The federal Treasurer, Joe Hockey, has launched a new inquiry into the taxation system with an address to the National Press Club and a media salvo, declaring, “The government’s objective is to achieve a better tax system that delivers taxes that are lower, simpler, fairer.”
Before the hype of “tax reform” takes over completely, it should be pointed out that taxes are the vehicle by which governments raise the money needed for the provision of a range of government services, from defending the country to providing health care, to paying disability and aged pensions.
At the federal level in recent years, governments have been spending far more than they have raised through taxation. And, with a majority in the Senate unwilling to pass unpopular measures to raise government revenue, budget deficits will be with us into the foreseeable future.
What this means is that the federal government will face the unenviable choice of further deficits, which will increase the level of government indebtedness, or raise taxes.
The claim that governments will be able to deliver lower taxes, as this inquiry proposes, is a fantasy: to borrow the words of the Canadian economist and humorist, Stephen Leacock, it is a “moonbeam from the larger lunacy”.
A close look at the government proposal indicates that it is calling for submissions to the inquiry by June 1, two weeks after the 2015 Budget is delivered. So the tax review has nothing to do with this year’s Budget.
In the meantime, the government needs to use the budget to re-connect to its natural base of support, including small-business owners, farmers and single-income families.
The erosion of support for the Abbott Liberal-National Coalition government last year followed the 2014 Budget which, among other things, cut government benefits to families.
The 2015 Budget gives the government the opportunity to correct the mistakes of the past, by showing that it is serious about supporting single-income families, including one-parent families.
Programs which are targeted towards single-income two-parent families have traditionally faced opposition from both the federal Treasury and the feminist network, which is deeply embedded in the federal bureaucracy.

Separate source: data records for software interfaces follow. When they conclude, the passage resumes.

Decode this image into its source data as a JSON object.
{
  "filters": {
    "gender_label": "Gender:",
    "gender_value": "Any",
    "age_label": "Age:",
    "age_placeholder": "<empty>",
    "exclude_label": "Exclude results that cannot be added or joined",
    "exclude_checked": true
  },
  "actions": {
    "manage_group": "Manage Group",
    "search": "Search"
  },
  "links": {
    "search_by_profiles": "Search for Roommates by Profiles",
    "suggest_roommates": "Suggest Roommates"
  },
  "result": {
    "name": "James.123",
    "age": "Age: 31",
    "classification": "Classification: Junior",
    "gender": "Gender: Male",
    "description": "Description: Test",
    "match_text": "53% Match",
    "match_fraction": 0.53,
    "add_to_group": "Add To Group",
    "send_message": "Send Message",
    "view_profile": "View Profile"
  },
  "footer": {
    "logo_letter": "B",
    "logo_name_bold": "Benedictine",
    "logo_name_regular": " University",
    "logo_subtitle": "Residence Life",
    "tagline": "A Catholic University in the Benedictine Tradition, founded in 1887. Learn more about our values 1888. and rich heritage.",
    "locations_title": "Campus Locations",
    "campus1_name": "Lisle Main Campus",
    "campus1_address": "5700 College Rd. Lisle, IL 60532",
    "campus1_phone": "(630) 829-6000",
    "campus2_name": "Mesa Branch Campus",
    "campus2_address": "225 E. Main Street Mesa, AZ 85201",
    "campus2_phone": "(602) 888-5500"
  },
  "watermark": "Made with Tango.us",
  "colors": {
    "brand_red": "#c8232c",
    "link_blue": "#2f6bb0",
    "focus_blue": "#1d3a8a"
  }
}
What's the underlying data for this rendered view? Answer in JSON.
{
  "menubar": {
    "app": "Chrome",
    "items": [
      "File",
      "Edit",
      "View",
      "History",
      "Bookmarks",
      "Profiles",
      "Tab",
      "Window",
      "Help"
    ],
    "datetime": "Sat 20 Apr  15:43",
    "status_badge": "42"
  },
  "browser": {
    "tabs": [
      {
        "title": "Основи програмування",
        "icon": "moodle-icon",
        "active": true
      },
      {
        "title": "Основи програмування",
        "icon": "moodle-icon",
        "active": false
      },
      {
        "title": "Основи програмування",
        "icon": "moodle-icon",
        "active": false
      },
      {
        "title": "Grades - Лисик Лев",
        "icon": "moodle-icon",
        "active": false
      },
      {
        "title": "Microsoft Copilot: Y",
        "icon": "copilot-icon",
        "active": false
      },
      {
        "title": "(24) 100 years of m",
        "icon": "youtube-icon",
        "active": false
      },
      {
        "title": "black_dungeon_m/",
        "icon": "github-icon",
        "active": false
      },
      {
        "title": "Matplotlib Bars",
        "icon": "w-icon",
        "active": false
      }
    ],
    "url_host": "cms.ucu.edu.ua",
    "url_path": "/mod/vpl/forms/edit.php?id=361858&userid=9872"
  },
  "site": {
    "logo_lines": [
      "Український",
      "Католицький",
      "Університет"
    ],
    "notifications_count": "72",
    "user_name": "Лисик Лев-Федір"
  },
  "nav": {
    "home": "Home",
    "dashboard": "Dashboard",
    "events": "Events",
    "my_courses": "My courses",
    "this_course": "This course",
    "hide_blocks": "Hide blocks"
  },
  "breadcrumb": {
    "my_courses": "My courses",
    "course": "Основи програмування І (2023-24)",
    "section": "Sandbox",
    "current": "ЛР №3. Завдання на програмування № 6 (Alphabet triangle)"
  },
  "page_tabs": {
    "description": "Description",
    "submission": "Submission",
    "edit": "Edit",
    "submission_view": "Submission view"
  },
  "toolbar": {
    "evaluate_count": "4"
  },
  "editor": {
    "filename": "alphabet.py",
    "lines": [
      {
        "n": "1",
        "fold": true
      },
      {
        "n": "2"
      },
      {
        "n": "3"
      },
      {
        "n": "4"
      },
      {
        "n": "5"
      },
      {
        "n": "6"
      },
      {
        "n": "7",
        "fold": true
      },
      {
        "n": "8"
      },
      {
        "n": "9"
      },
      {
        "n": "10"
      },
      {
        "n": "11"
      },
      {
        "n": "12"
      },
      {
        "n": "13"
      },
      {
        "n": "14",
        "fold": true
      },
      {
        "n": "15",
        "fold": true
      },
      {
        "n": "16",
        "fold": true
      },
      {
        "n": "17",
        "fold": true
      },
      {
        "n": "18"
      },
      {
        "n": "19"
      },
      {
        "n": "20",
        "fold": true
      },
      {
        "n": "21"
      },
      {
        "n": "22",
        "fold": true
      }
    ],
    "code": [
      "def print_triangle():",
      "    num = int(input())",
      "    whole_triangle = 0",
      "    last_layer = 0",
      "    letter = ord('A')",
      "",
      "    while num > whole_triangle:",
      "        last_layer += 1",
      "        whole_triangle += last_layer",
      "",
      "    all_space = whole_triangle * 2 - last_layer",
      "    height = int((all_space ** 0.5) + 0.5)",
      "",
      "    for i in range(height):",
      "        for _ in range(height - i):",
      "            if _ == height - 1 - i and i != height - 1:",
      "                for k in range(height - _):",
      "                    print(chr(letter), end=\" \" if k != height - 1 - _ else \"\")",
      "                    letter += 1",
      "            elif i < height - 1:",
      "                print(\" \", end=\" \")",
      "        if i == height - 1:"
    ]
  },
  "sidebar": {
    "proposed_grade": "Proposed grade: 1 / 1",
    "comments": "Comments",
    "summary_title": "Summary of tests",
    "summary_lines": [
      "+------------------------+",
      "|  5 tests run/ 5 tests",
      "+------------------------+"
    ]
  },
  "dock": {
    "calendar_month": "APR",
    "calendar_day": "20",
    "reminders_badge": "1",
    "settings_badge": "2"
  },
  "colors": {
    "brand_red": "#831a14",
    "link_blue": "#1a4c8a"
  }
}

To address the problem, the Australian Family Association (AFA) has launched a national petition to radically simplify the existing complicated system of allowances and tax concessions for children, and to address the injustice which arises from the lavish subsidies given to non-parental child-care, and the lack of support for mothers who care for their children at home.
Pointing out that evidence-based research shows that young children flourish best with direct parental and extended family contact, the AFA says: “The unpaid productive contribution of a parents’ child-care work at home should be affirmed and encouraged in the taxation and child-care payment systems.”
It urged that the complicated, bureaucratically-expensive system of tax benefits and child-care payments be replaced by a single payment per child, means-tested for parents earning above $150,000 and paid directly to parents in order to allow families to be able to choose freely between mother-care, family care and institutional child-care.
It also urged that the government:
• introduce family-based taxation (i.e., income-splitting for tax purposes between spouses); and
• abolish Family Tax Benefit part B, but ensure that single parents can split their income with one child.
The AFA pointed out that the administrative savings would be significant, for both small business and governments.
At the same time, a National senator from Queensland, Matt Canavan, has called on the government to reform the tax system to address the injustices towards single-income families.
Describing Australia’s tax system as one of the most hostile in the world to single-income two-parent families, he said: “The situation now is that families with a single breadwinner are disadvantaged compared with families where both parents have paid employment, mainly through the tax-free threshold.
“Figures from the Parliamentary Library indicate a single-income household earning $120,000, for example, now pays around $10,000 more tax than a double-income family with the same joint income of $120,000. The disparities carry on across various income levels.
“To address this, Australia should introduce a capped form of income-splitting similar to the successful scheme introduced by the Canadian government last year.”
Such a proposal would allow a couple with dependent children to transfer an amount of income equivalent to the tax-free threshold from the higher income earner to the lower income earner for tax purposes. This would in effect give couples relying on a single income access to the same tax-free thresholds as are currently enjoyed by better-off dual-income couples.
Senator Canavan said: “The program would deliver tax relief to upwards of 700,000 families.”
It is clear that if the Coalition government wants to help families, who are an integral part of its natural base of support, it does not need to wait until the tax review is completed. It should act now.
Peter Westmore is national president of the National Civic Council.